**** Given entries

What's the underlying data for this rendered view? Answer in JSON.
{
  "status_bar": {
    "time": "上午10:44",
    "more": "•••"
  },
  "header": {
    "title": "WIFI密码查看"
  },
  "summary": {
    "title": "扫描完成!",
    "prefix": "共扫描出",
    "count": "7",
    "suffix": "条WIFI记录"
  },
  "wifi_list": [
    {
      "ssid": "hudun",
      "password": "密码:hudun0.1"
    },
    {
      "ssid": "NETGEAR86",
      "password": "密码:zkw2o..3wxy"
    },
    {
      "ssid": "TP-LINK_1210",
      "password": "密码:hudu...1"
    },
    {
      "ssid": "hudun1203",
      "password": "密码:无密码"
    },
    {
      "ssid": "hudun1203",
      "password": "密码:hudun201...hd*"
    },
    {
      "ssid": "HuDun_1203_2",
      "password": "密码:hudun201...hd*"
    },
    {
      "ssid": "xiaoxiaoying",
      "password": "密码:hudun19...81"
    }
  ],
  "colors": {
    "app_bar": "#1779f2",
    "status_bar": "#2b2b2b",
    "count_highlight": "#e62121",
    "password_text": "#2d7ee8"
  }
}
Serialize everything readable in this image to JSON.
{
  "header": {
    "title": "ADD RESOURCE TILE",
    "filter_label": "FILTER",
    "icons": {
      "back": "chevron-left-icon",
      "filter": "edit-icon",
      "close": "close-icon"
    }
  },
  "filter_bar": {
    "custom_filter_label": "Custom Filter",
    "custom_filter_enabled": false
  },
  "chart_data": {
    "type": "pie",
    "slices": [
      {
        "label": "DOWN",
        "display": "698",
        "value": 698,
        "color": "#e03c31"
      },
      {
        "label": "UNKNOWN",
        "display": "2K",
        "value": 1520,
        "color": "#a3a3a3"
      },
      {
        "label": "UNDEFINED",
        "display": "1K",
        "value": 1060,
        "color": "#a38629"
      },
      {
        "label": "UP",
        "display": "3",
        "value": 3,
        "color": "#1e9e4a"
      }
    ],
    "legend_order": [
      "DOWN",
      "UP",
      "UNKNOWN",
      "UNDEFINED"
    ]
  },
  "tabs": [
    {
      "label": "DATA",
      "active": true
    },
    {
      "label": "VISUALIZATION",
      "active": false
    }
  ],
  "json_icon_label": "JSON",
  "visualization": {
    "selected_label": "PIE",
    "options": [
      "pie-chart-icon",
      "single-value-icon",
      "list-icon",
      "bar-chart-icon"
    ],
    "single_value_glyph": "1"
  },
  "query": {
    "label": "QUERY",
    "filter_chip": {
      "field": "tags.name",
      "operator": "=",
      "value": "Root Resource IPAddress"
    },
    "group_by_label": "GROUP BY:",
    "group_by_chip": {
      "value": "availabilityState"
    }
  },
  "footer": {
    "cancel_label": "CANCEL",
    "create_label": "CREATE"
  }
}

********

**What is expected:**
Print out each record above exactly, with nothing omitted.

**Task response:**
What's the underlying data for this rendered view? Answer in JSON.
{
  "status_bar": {
    "time": "上午10:44",
    "more": "•••"
  },
  "header": {
    "title": "WIFI密码查看"
  },
  "summary": {
    "title": "扫描完成!",
    "prefix": "共扫描出",
    "count": "7",
    "suffix": "条WIFI记录"
  },
  "wifi_list": [
    {
      "ssid": "hudun",
      "password": "密码:hudun0.1"
    },
    {
      "ssid": "NETGEAR86",
      "password": "密码:zkw2o..3wxy"
    },
    {
      "ssid": "TP-LINK_1210",
      "password": "密码:hudu...1"
    },
    {
      "ssid": "hudun1203",
      "password": "密码:无密码"
    },
    {
      "ssid": "hudun1203",
      "password": "密码:hudun201...hd*"
    },
    {
      "ssid": "HuDun_1203_2",
      "password": "密码:hudun201...hd*"
    },
    {
      "ssid": "xiaoxiaoying",
      "password": "密码:hudun19...81"
    }
  ],
  "colors": {
    "app_bar": "#1779f2",
    "status_bar": "#2b2b2b",
    "count_highlight": "#e62121",
    "password_text": "#2d7ee8"
  }
}
Serialize everything readable in this image to JSON.
{
  "header": {
    "title": "ADD RESOURCE TILE",
    "filter_label": "FILTER",
    "icons": {
      "back": "chevron-left-icon",
      "filter": "edit-icon",
      "close": "close-icon"
    }
  },
  "filter_bar": {
    "custom_filter_label": "Custom Filter",
    "custom_filter_enabled": false
  },
  "chart_data": {
    "type": "pie",
    "slices": [
      {
        "label": "DOWN",
        "display": "698",
        "value": 698,
        "color": "#e03c31"
      },
      {
        "label": "UNKNOWN",
        "display": "2K",
        "value": 1520,
        "color": "#a3a3a3"
      },
      {
        "label": "UNDEFINED",
        "display": "1K",
        "value": 1060,
        "color": "#a38629"
      },
      {
        "label": "UP",
        "display": "3",
        "value": 3,
        "color": "#1e9e4a"
      }
    ],
    "legend_order": [
      "DOWN",
      "UP",
      "UNKNOWN",
      "UNDEFINED"
    ]
  },
  "tabs": [
    {
      "label": "DATA",
      "active": true
    },
    {
      "label": "VISUALIZATION",
      "active": false
    }
  ],
  "json_icon_label": "JSON",
  "visualization": {
    "selected_label": "PIE",
    "options": [
      "pie-chart-icon",
      "single-value-icon",
      "list-icon",
      "bar-chart-icon"
    ],
    "single_value_glyph": "1"
  },
  "query": {
    "label": "QUERY",
    "filter_chip": {
      "field": "tags.name",
      "operator": "=",
      "value": "Root Resource IPAddress"
    },
    "group_by_label": "GROUP BY:",
    "group_by_chip": {
      "value": "availabilityState"
    }
  },
  "footer": {
    "cancel_label": "CANCEL",
    "create_label": "CREATE"
  }
}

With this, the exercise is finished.